*** Opening EXTRACTED DATA ***

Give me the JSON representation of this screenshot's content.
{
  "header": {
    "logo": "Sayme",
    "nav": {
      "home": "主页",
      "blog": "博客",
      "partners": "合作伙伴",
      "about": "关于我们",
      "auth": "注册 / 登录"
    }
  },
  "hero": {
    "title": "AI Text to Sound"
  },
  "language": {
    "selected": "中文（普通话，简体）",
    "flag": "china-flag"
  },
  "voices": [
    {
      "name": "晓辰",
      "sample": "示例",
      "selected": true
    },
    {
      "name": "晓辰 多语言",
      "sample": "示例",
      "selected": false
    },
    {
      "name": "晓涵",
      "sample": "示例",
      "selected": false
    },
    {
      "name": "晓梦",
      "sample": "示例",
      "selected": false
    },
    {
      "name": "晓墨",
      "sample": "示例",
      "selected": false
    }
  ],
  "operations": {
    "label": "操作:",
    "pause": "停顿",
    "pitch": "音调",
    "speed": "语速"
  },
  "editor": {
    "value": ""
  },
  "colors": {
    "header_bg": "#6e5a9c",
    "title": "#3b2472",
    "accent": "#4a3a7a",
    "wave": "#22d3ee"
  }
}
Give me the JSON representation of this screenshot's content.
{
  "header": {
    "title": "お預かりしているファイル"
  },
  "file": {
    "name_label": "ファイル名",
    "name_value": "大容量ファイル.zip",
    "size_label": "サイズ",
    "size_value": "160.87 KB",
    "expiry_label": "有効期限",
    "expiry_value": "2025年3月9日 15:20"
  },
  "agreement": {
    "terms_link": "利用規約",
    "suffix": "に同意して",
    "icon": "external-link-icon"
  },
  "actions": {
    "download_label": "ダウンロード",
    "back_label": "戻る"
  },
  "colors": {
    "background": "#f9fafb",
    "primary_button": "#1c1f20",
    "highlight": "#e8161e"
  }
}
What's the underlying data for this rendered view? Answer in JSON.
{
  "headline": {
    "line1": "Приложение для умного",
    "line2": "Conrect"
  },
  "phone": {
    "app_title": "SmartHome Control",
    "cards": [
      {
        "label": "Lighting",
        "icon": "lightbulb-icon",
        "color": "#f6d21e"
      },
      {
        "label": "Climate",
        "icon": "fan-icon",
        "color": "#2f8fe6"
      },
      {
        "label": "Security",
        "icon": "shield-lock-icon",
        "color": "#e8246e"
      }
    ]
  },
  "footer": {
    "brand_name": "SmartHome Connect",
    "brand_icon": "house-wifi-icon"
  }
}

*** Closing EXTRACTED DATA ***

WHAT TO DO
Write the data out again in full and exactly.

RESPONSE
Give me the JSON representation of this screenshot's content.
{
  "header": {
    "logo": "Sayme",
    "nav": {
      "home": "主页",
      "blog": "博客",
      "partners": "合作伙伴",
      "about": "关于我们",
      "auth": "注册 / 登录"
    }
  },
  "hero": {
    "title": "AI Text to Sound"
  },
  "language": {
    "selected": "中文（普通话，简体）",
    "flag": "china-flag"
  },
  "voices": [
    {
      "name": "晓辰",
      "sample": "示例",
      "selected": true
    },
    {
      "name": "晓辰 多语言",
      "sample": "示例",
      "selected": false
    },
    {
      "name": "晓涵",
      "sample": "示例",
      "selected": false
    },
    {
      "name": "晓梦",
      "sample": "示例",
      "selected": false
    },
    {
      "name": "晓墨",
      "sample": "示例",
      "selected": false
    }
  ],
  "operations": {
    "label": "操作:",
    "pause": "停顿",
    "pitch": "音调",
    "speed": "语速"
  },
  "editor": {
    "value": ""
  },
  "colors": {
    "header_bg": "#6e5a9c",
    "title": "#3b2472",
    "accent": "#4a3a7a",
    "wave": "#22d3ee"
  }
}
Give me the JSON representation of this screenshot's content.
{
  "header": {
    "title": "お預かりしているファイル"
  },
  "file": {
    "name_label": "ファイル名",
    "name_value": "大容量ファイル.zip",
    "size_label": "サイズ",
    "size_value": "160.87 KB",
    "expiry_label": "有効期限",
    "expiry_value": "2025年3月9日 15:20"
  },
  "agreement": {
    "terms_link": "利用規約",
    "suffix": "に同意して",
    "icon": "external-link-icon"
  },
  "actions": {
    "download_label": "ダウンロード",
    "back_label": "戻る"
  },
  "colors": {
    "background": "#f9fafb",
    "primary_button": "#1c1f20",
    "highlight": "#e8161e"
  }
}
What's the underlying data for this rendered view? Answer in JSON.
{
  "headline": {
    "line1": "Приложение для умного",
    "line2": "Conrect"
  },
  "phone": {
    "app_title": "SmartHome Control",
    "cards": [
      {
        "label": "Lighting",
        "icon": "lightbulb-icon",
        "color": "#f6d21e"
      },
      {
        "label": "Climate",
        "icon": "fan-icon",
        "color": "#2f8fe6"
      },
      {
        "label": "Security",
        "icon": "shield-lock-icon",
        "color": "#e8246e"
      }
    ]
  },
  "footer": {
    "brand_name": "SmartHome Connect",
    "brand_icon": "house-wifi-icon"
  }
}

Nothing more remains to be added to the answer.